Native American Heritage Month: The history of Native Americans local to Lake Forest


Photo by Creative Commons

Portrait of John Maskwas, a Potawatomi tribe member, 1898.

Jake Powers, Staff Writer

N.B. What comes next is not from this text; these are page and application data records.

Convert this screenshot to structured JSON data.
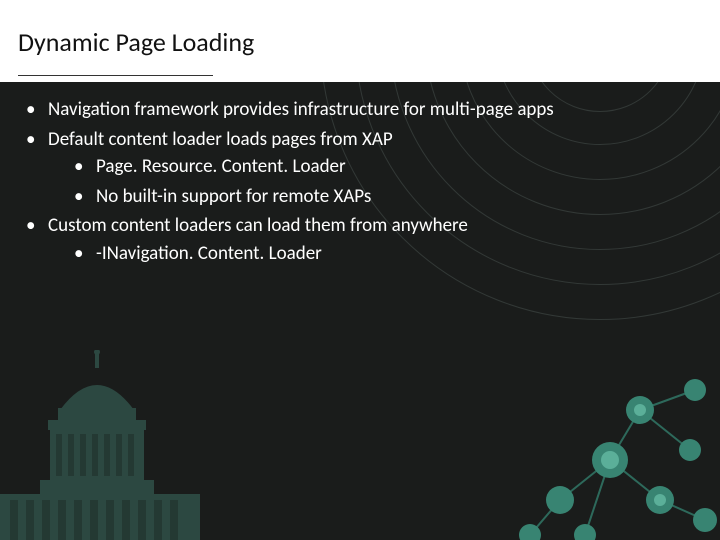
{
  "slide": {
    "title": "Dynamic Page Loading",
    "bullets": [
      {
        "text": "Navigation framework provides infrastructure for multi-page apps"
      },
      {
        "text": "Default content loader loads pages from XAP",
        "children": [
          {
            "text": "Page. Resource. Content. Loader"
          },
          {
            "text": "No built-in support for remote XAPs"
          }
        ]
      },
      {
        "text": "Custom content loaders can load them from anywhere",
        "children": [
          {
            "text": "-INavigation. Content. Loader"
          }
        ]
      }
    ]
  }
}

The area of and surrounding Lake Forest played a prevalent historical role, in trade between Native American tribes up until the 1780s. The Kickapoo, and more so, the Potawatomi tribes organized and carried out an expansive trade route that extended all the way down to (what’s now) southwest Illinois. The Potawatomi, whose name translates to the “true people”, had strong relationships with the French settlers, with whom they established large-scale fur trade. They continued this relationship, fighting alongside the French, in combat with the English colonizers. Although the Kickapoo were forced west earlier by other Iroquois influence, (other Native tribes of southern Ontario and Quebec descent including: Mohawk, Oneida, Seneca, Onondaga, Cayuga, and Tuscarora), the Potawatomi remained strong. This was up until the 1840s where they, through years of struggle and honorable fighting, eventually faltered and were forcibly moved. For years before the final relocation, multiple treaties were signed between Potawatomi leaders and the establishing U.S. government, All of which had been broken in 1840, the tribe had to give up their land in a hostile exchange for removal to Iowa and Missouri. Over 150 tribe members died in the removal process, most of which were children.

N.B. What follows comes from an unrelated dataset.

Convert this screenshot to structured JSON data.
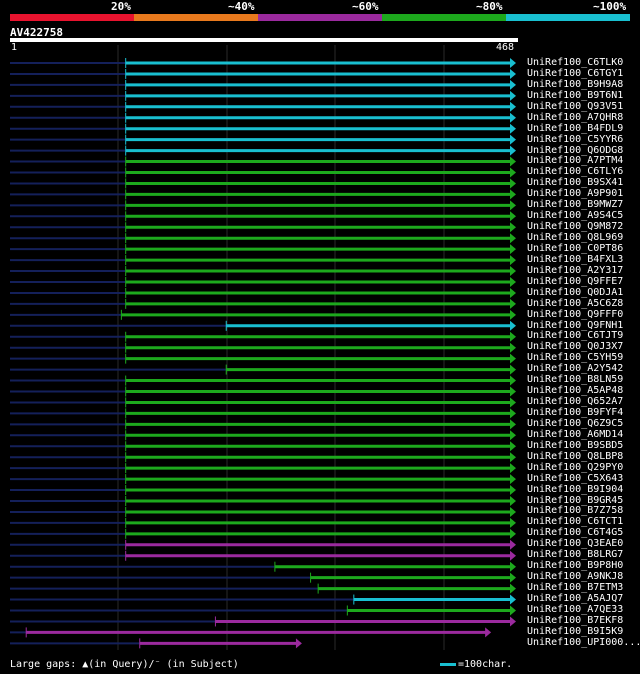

As for Native American Heritage month, we should learn the histories and understand the significance of our more local tribes here at Lake Forest Academy. Both of these tribes, and the others with whom they interacted with, are under-represented groups in both our nation and our local communities. On this issue, history teacher Sam Wold said: “Not much of a voice given to the history of Native Americans, especially the tribes around here.” Wold went on to emphasize that the Potawatomi did not give up without a fight, and fought honorably to keep their land from their oppressors. This is a part of our history that should not be forgotten. For Wold, “it’s all about respect and recognizing that these people came before us, and took care of the land. Native Americans protected the land, took care of the land, and the land took care of them.”